Written with honesty and humor, The House at Royal Oak is a journey to the heart of what it means to start over and chase a dream. Part inspirational account of reinventing yourself at mid-life, part love story about learning what matters most in a relationship, it is above all a book about home—what it means, and the unexpected places we find it.
I have only once ever stayed at a bed-and-breakfast, about 15 years ago, so I don’t actually remember much. I do remember each room had a different theme, and it was in a HUGE house so there were lots of rooms to explore. Also they had no television, which was tragic for a 10-year-old (even one who liked to read).
Nevertheless, I came away from that weekend with a love of the idea of B&Bs. I’ll read any book with a B&B in it: mysteries, romances, memoirs, whatever. This one turned out to be a memoir!
The House at Royal Oak is the story of a middle-aged couple who bought a run-down house in the country and turned it into a tiny B&B. There’s the typical “wacky guests” element, as well as a lot about home repair, moving to a small town away from everyone you know, being middle-aged and unsure of how to maintain a tiny hotel, plus all relationship struggles that go with. It’s also a kind of local history; there’s a lot of interesting things about the town they build their B&B in, as well as Maryland/Virginia itself.

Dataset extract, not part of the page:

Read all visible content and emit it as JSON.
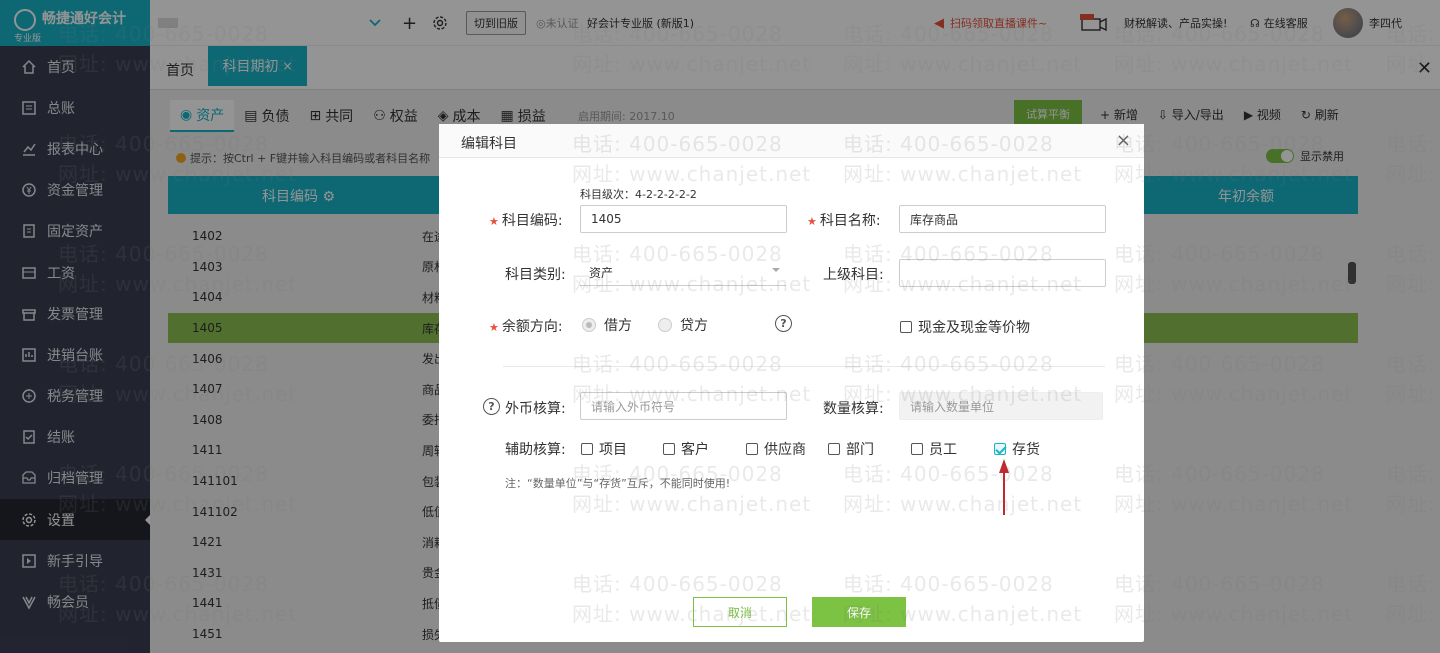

The author is really good at describing country towns, so much so that it makes me want to visit one. She also makes rebuilding a broken-down old house sound like fun, but in a way which makes me very tired just thinking about it. It’s a good balance between realism and idealization.
She’s a charming writer! She’s fluffy about nature and art and local history, but she’s realistic about the struggles one goes through while building up a new business. I never ever want to start my own B&B, but she made it fun to think about that possibility.
I really enjoyed this book! It’s a nice little memoir about moving into the second phase of your life, of taking chances and trying something new.
Read: January 7, 2015